But it did not come immediately, the animal stalking over to him, only to stand by him. Owens could only see its feet and a portion of its hairy legs, only standing there. He could hear its breathing, but it did not move. Was it mocking him, letting him die slowly? Was it truly smart enough to reach such a level of cruelty?
No, he wouldn't take that. Not now, when the pain was too intense. Slowly, his hand reached forward, intending to grasp the creature by the leg, to anger it to kill him. Instead, his hand fell short, landing on a smooth surface. Polished wood.

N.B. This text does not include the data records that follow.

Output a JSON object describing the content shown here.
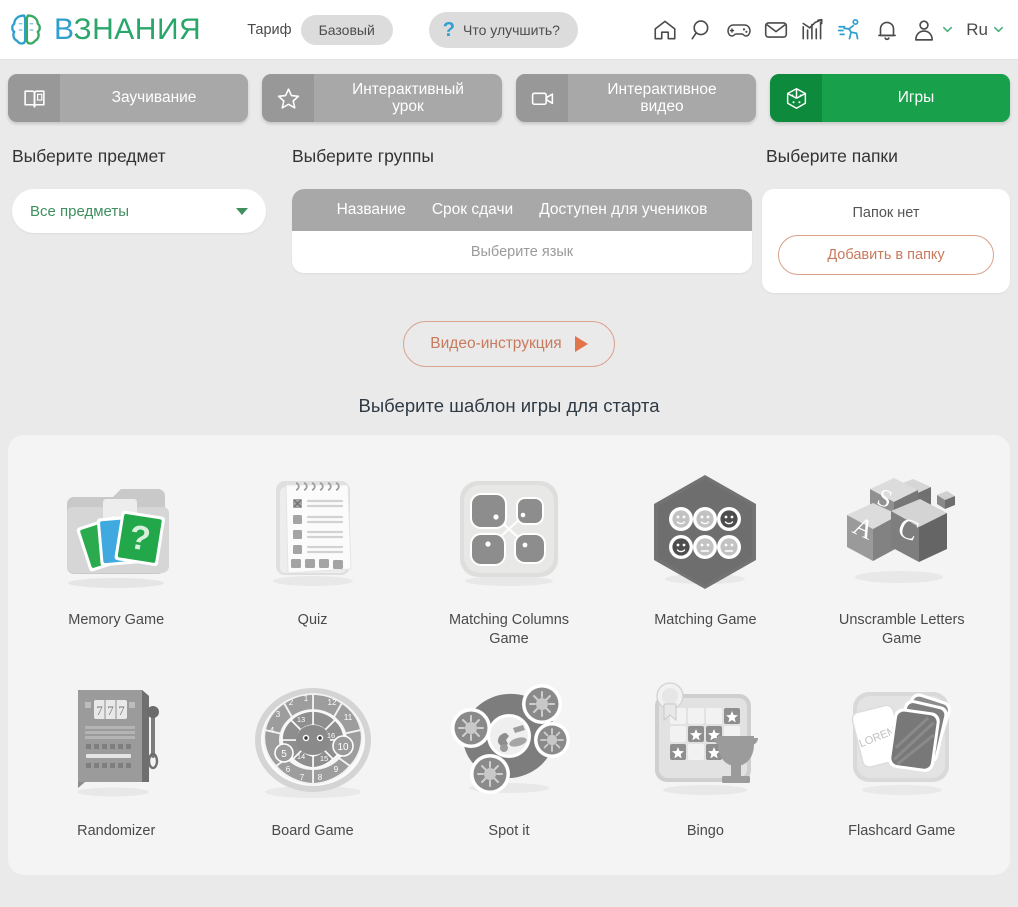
{
  "header": {
    "brand": "ВЗНАНИЯ",
    "brand_first_letter": "В",
    "tariff_label": "Тариф",
    "tariff_value": "Базовый",
    "improve_label": "Что улучшить?",
    "language": "Ru",
    "icons": [
      "home-icon",
      "search-icon",
      "gamepad-icon",
      "mail-icon",
      "stats-icon",
      "runner-icon",
      "bell-icon",
      "avatar-icon"
    ]
  },
  "tabs": [
    {
      "label": "Заучивание",
      "icon": "book-icon",
      "active": false
    },
    {
      "label": "Интерактивный\nурок",
      "icon": "star-icon",
      "active": false
    },
    {
      "label": "Интерактивное\nвидео",
      "icon": "video-icon",
      "active": false
    },
    {
      "label": "Игры",
      "icon": "dice-icon",
      "active": true
    }
  ],
  "filters": {
    "subject": {
      "title": "Выберите предмет",
      "selected": "Все предметы"
    },
    "groups": {
      "title": "Выберите группы",
      "columns": [
        "Название",
        "Срок сдачи",
        "Доступен для учеников"
      ],
      "empty_text": "Выберите язык"
    },
    "folders": {
      "title": "Выберите папки",
      "empty_text": "Папок нет",
      "add_button": "Добавить в папку"
    }
  },
  "video_instruction": {
    "label": "Видео-инструкция",
    "icon": "play-icon"
  },
  "templates": {
    "title": "Выберите шаблон игры для старта",
    "items": [
      {
        "name": "Memory Game",
        "art": "memory"
      },
      {
        "name": "Quiz",
        "art": "quiz"
      },
      {
        "name": "Matching Columns\nGame",
        "art": "matching-columns"
      },
      {
        "name": "Matching Game",
        "art": "matching"
      },
      {
        "name": "Unscramble Letters\nGame",
        "art": "unscramble"
      },
      {
        "name": "Randomizer",
        "art": "randomizer"
      },
      {
        "name": "Board Game",
        "art": "board"
      },
      {
        "name": "Spot it",
        "art": "spotit"
      },
      {
        "name": "Bingo",
        "art": "bingo"
      },
      {
        "name": "Flashcard Game",
        "art": "flashcard"
      }
    ]
  },
  "colors": {
    "accent_green": "#18a04a",
    "brand_blue": "#2f9fd0",
    "tab_gray": "#a8a8a8",
    "orange": "#c87a5e",
    "page_bg": "#eaeaea"
  }
}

Realizing that his weapon lay below his own hand, he thought over the luck of being in the location he had dropped it before. And he also received an idea. Even though it was quite simple, it would be his final act, and that was important enough to him.

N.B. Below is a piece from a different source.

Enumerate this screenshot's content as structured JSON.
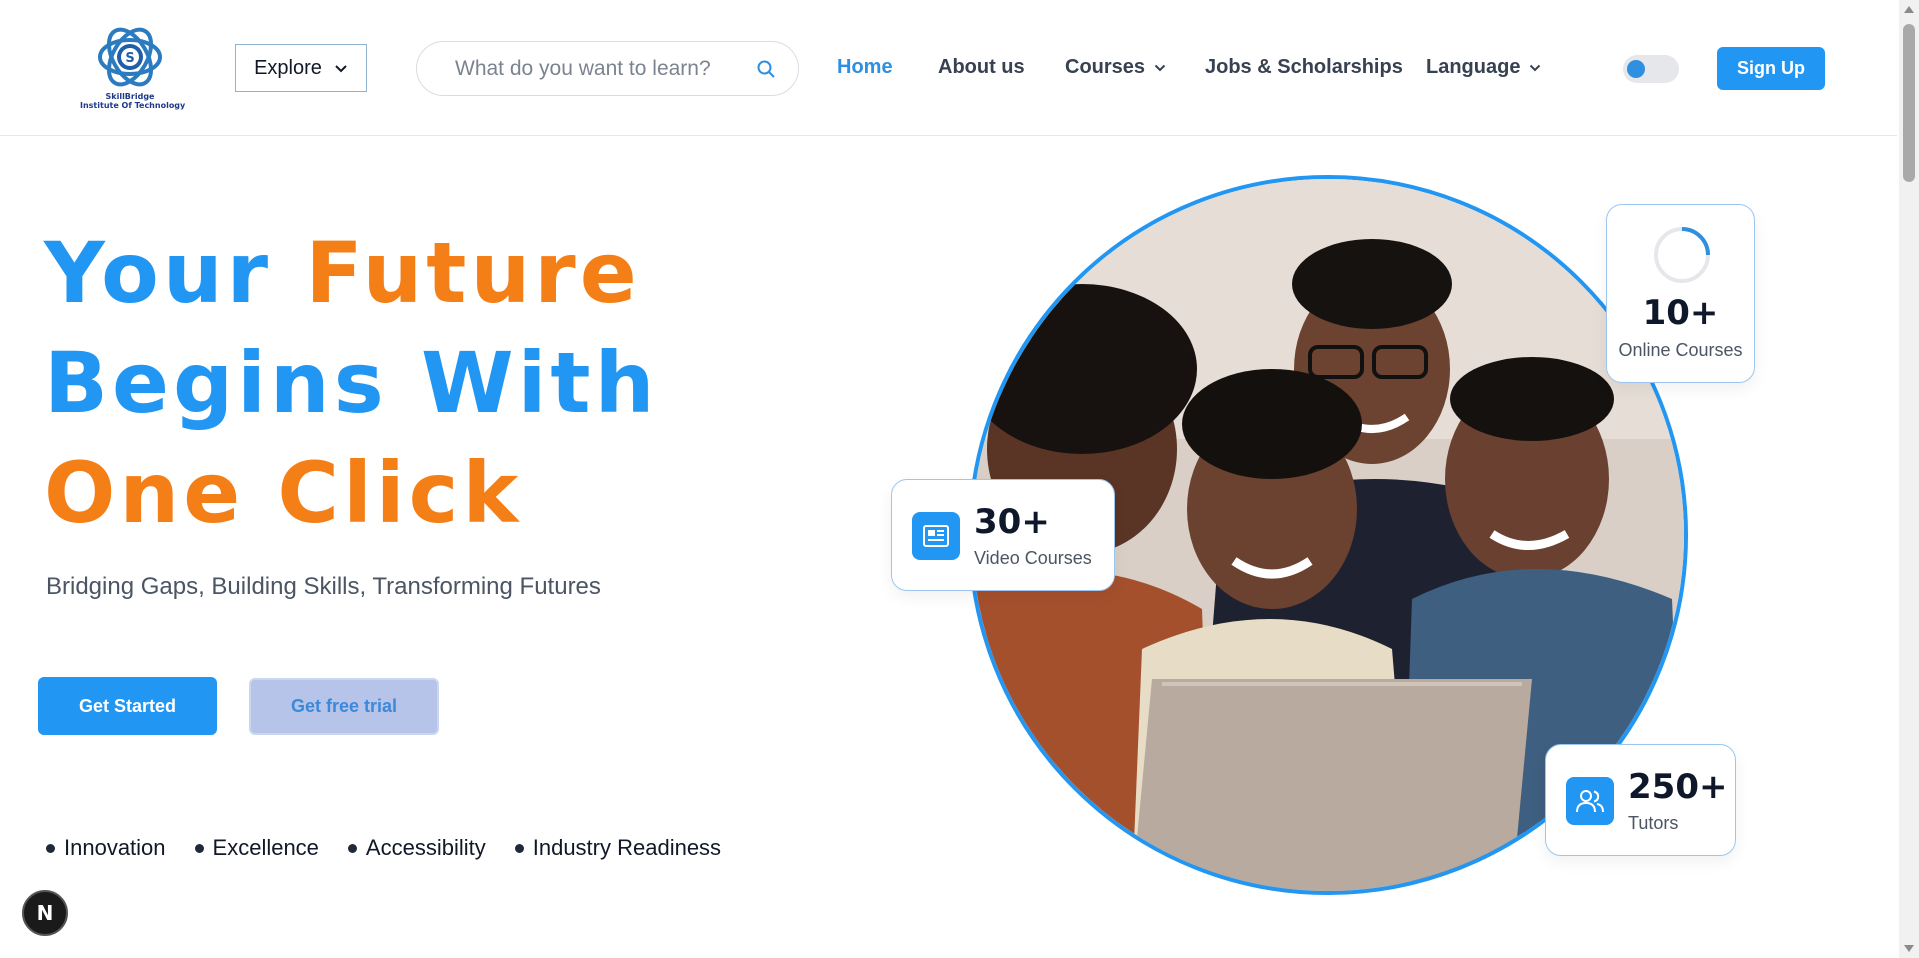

Taking in a panted breath, he gave out a large, agonized moan, using the last reserves of whatever of his strength remained to flip to his back. Now he his eyes were fixated on his enemy, the animal's eyes staring right back. In that one moment, Owens felt a surge of hate and spite, recalling all the suffering this beast had brought down onto him. And Desmond, the innocent boy, so naïve within the depths of the jungle.
He loathed this animal for it all.
With one last painful grunt, Owens swiveled his rifle upwards, letting it fall into its familiar place on his shoulder. Leaning his head towards the gun, he looked down the sights, aiming it straight between the creature's eyes. He was aiming to kill, that's all he wished to do. Not to wound or disable; to end a life.
It was then the beast seemed to realize what Owens was doing, but it was too late. His finger already secure on the trigger, he pulled the muscles needed to fire the shot, the bullet whizzing through the air and hitting its mark perfectly, blood and bone bursting from its head as the bullet shot through.
The animal stood there for a moment afterward, swaying in place. Finally, after what seemed an eternity, it fell back, landing on the ground hard enough to cause it to shake near its impact. The rifle fell from Owens' hands, falling next to the beast's feet, its purpose having been fulfilled.
With the excitement of the event having passed, the pain became clear again, his vision fading once more. As the waves of agony washed across him, he allowed his body to fall into the black, letting himself be surrounded by darkness.
John Pierce had been preparing his small boat when the man appeared.
Pierce, every year for the last twenty, had taken a small trip into the South American rainforest to a small cottage he and his father had built just outside a local village. Each time, he would only stay a week, maybe two if the conditions were well and his mood was good, letting himself merge with the outdoors in that time.
It was a nice little getaway from the hustle and bustle of the city; calm, peaceful… except, of course, when someone stumbles across your land to disturb your peace.
He had been standing within the kitchen of the small home when he heard the large rustling coming from outside. Confused and curious, he had stepped outside to find the man staggering across the small patch of forest he had cleared out before the cottage.
He appeared to be close to Pierce's age, his clothes torn to near shreds and covered in a considerable amount of dried blood. His shirt was unbuttoned, showing heavily bruised ribs and chest, more of the purple blotches on his face. His leg was clearly broken, held in the grip of a makeshift splint, made from a few branches and long strands of grass.
In other words, the man was in horrible shape.
Pierce immediately rushed forward, the man looking up and falling to his knees only a few feet away. On his face was a crazed smile, his eyes glinting with insanity as he stared up to the other man.
"I… I killed it! You hear me? I killed it!" he exclaimed, letting out a laugh that sent a shiver through Pierce's bones. "Ripped the boy apart, like a toy… but I killed it! No animal can escape Jack Owens!"
And with one more maniacal laugh, the man who claimed to be Jack Owens collapsed to the ground dead, his story to remain a mystery to the world.